It’s true, Carl Lewis was once the face of an Olympics and lived up to the golden hype. Michael Phelps did the same. But Lewis mystified the media, and Phelps himself admitted depression.
Yes, you can argue soldiers scouring for land mines and surgeons trying not to snip a vital nerve have far more on their shoulders than an already-rich-and-famous athlete trying to win an event. Biles didn’t invent the weight of the world. She’s just the first to walk away from it at the ultimate moment.
Having said all this, she could come roaring back next week. That’s when the individual apparatus events are held. And she’s capable of grabbing gold in every one of them. But if she does, it will only raise more questions about why she was OK the second week but not the first. Why was she able to do one event at a time, but not all of them? Why was the individual thing OK, but the team thing wasn’t?

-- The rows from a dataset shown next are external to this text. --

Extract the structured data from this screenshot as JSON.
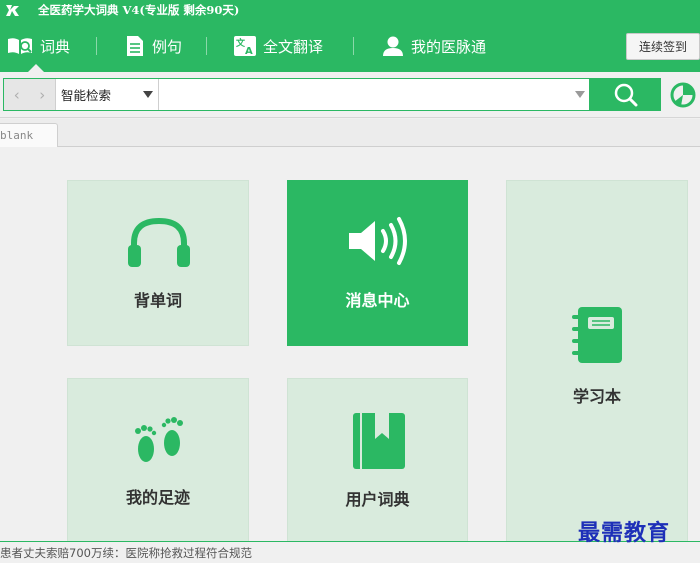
{
  "window": {
    "title": "全医药学大词典 V4(专业版 剩余90天)",
    "logo_text": "ℸ"
  },
  "nav": {
    "items": [
      {
        "label": "词典",
        "icon": "dictionary-icon"
      },
      {
        "label": "例句",
        "icon": "document-icon"
      },
      {
        "label": "全文翻译",
        "icon": "translate-icon"
      },
      {
        "label": "我的医脉通",
        "icon": "user-icon"
      }
    ],
    "signin_label": "连续签到"
  },
  "search": {
    "back_arrow": "‹",
    "forward_arrow": "›",
    "mode": "智能检索",
    "value": "",
    "search_icon": "search-icon",
    "extra_icon": "pie-chart-icon"
  },
  "tabs": [
    {
      "label": "blank"
    }
  ],
  "tiles": [
    {
      "label": "背单词",
      "icon": "headphones-icon",
      "active": false
    },
    {
      "label": "消息中心",
      "icon": "speaker-icon",
      "active": true
    },
    {
      "label": "学习本",
      "icon": "notebook-icon",
      "active": false
    },
    {
      "label": "我的足迹",
      "icon": "footprints-icon",
      "active": false
    },
    {
      "label": "用户词典",
      "icon": "bookmark-book-icon",
      "active": false
    }
  ],
  "status": {
    "ticker": "患者丈夫索赔700万续：医院称抢救过程符合规范"
  },
  "watermark": "最需教育",
  "colors": {
    "accent": "#2bb863",
    "tile_bg": "#d9ebdd"
  }
}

And then we’ll have more stories, more hype, more posting, more interviews. Whatever happens with Simone Biles, you can guarantee we will overdo it. That’s America at the Olympics. If you want to learn how an athlete’s mind gets overtaxed, begin there.
Contact Mitch Albom: firstname.lastname@example.org. Check out the latest updates with his charities, books and events at MitchAlbom.com. Download “The Sports Reporters” podcast each Monday and Thursday on-demand through Apple Podcasts, Google Play, Spotify and more. Follow him on Twitter @mitchalbom.